A few weeks ago I wrote about five things I wish I knew before I started triathlon. Here’s a second post on triathlon – getting started.
The first thing I wished I knew was how expensive triathlon can be (tip 1). However, you don’t need all the top gear.
It’s more important to get started biking (regardless whether it’s on a mountain bike, a borrowed road bike, or a svelte tri bike) and swimming than wishing for higher end equipment.
You could run your first tri with only five key items: swimsuit and goggles, a bike and helmet, and running shoes.
Here are three tips to help you get started…
Build a base
Kelly and I bought introductory road bikes the summer before our races before we really knew we were headed towards triathlon. The first couple rides were scary, even with cage pedals, because I just wasn’t comfortable on a road bike and riding on the highway. Over time I got more comfortable and we started going longer.
I was a lifeguard and swimming instructor in high school and university so knew how to swim, but that doesn’t mean I enjoyed it or even practiced unless my recertification was coming due. And although Kelly knew how to swim, he couldn’t go for longer than 50m without stopping. Within six months he could do an iron-distance swim (3.8km or 2.4 miles).

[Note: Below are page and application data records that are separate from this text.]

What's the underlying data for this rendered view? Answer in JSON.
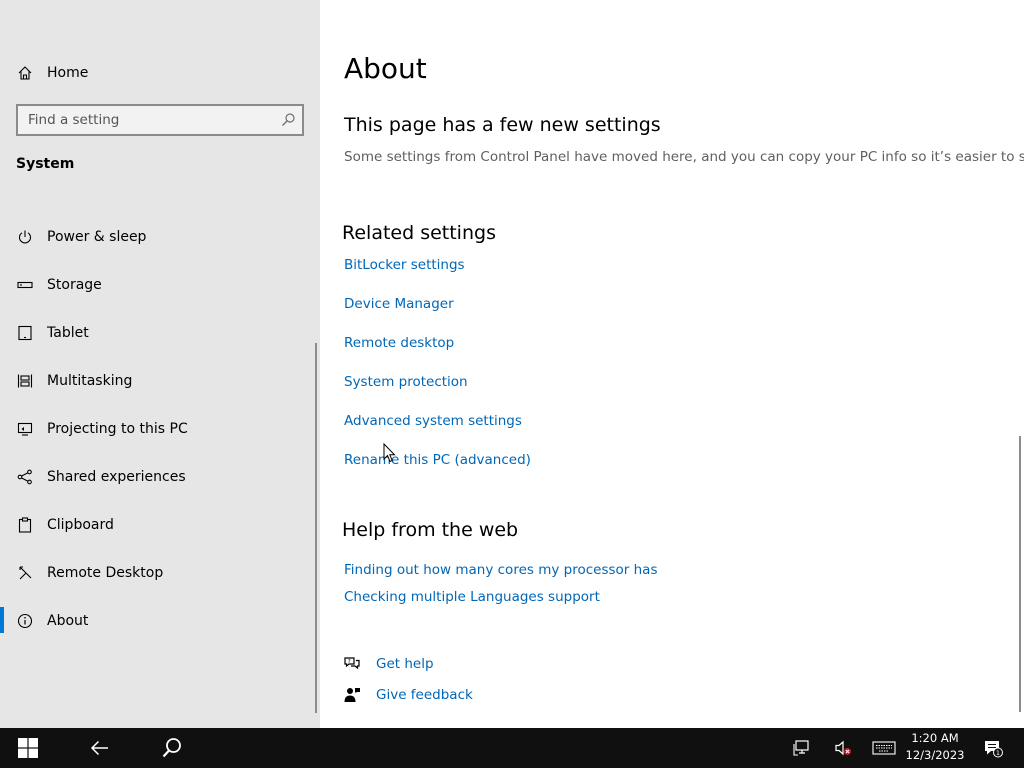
{
  "sidebar": {
    "home_label": "Home",
    "search_placeholder": "Find a setting",
    "section_title": "System",
    "items": [
      {
        "label": "Power & sleep",
        "icon": "power-icon"
      },
      {
        "label": "Storage",
        "icon": "storage-icon"
      },
      {
        "label": "Tablet",
        "icon": "tablet-icon"
      },
      {
        "label": "Multitasking",
        "icon": "multitasking-icon"
      },
      {
        "label": "Projecting to this PC",
        "icon": "projecting-icon"
      },
      {
        "label": "Shared experiences",
        "icon": "shared-experiences-icon"
      },
      {
        "label": "Clipboard",
        "icon": "clipboard-icon"
      },
      {
        "label": "Remote Desktop",
        "icon": "remote-desktop-icon"
      },
      {
        "label": "About",
        "icon": "info-icon",
        "selected": true
      }
    ]
  },
  "main": {
    "title": "About",
    "new_settings_heading": "This page has a few new settings",
    "new_settings_desc": "Some settings from Control Panel have moved here, and you can copy your PC info so it’s easier to share.",
    "related_heading": "Related settings",
    "related_links": [
      "BitLocker settings",
      "Device Manager",
      "Remote desktop",
      "System protection",
      "Advanced system settings",
      "Rename this PC (advanced)"
    ],
    "help_heading": "Help from the web",
    "help_links": [
      "Finding out how many cores my processor has",
      "Checking multiple Languages support"
    ],
    "get_help": "Get help",
    "give_feedback": "Give feedback"
  },
  "taskbar": {
    "time": "1:20 AM",
    "date": "12/3/2023",
    "notification_count": "1"
  },
  "colors": {
    "accent": "#0078d7",
    "link": "#0067b8",
    "sidebar_bg": "#e6e6e6",
    "taskbar_bg": "#101010"
  }
}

It was important for both of us to build a base in the other activities and get comfortable doing them to see if it’s something we actually would like to do enough to practice on a regular basis (and whether it would be worth investing more money into).
Start training for all three sports
Once you’ve built a base, start training for the swim, bike and run. A lot of great feedback in the last post mentioned practicing your least favourite or weakest sport. It’s easy to do the one you love the most, but you don’t really need to work on that activity!
Training for all three sports is great to start getting comfortable (tip 2). When I made the transition to clipless pedals and cycling shoes, I felt like a beginner all over again. I fell into the ditch of the highway once, clipped in, which didn’t help (and hurt both my back and my ego)! But the more I did it, the more comfortable I became.
Training for all three also helps you to figure out balance between the sports with strength training and life (tip 4).
This might be the point where you’d consider joining a masters swim team, checking out a local cycling club, or hiring a coach. You can also find tons of information online! Kelly and I winged it all, but I always say I’ll hire a coach for the next triathlon I run.
Continue to learn about it
There’s a lot to learn in triathlon from new terminology to logistics. Here is a random list of things to consider:
- Bike set up – if you have the right bike size and fit, it should help prevent biking injuries down the road.
- Rest – important in all sports, but when you are balancing three, rest becomes even more important. Be sure to listen to your body and skip a workout or scale it back if necessary.
- Nutrition – ensure you are adequately fueling both in training and at other times to provide your body the energy it requires.
- Brick – a triathlon training term when you stack two or more disciplines during the same workout with no or very little rest between. (i.e. bike then run). They help to prepare your body for the next demand. Start small and increase with comfort.
- Transitions (T1 and T2) – Transition areas are where you go after one sport to prepare for the next, swim to bike (T1) and bike to run (T2). They can be intimidating the first time you participate since they’re kind of foreign. They can also vary from having wetsuit strippers, to long runs between the swim and bike, to having everything for T1 and T2 at the same station or in a completely different location.
These are just a few more things to consider in the larger triathlon cog. If you want to try, go for it and learn as you go: build a base, train for three sports and ask questions, read about it, and get professional help (coach, clubs, etc) if you choose.
Next up…how to choose your first race!
Non-triathletes: Which sport is easiest and which one is the toughest?
Triathletes: what else would you add? How long did you train in three disciplines before signing up for a race?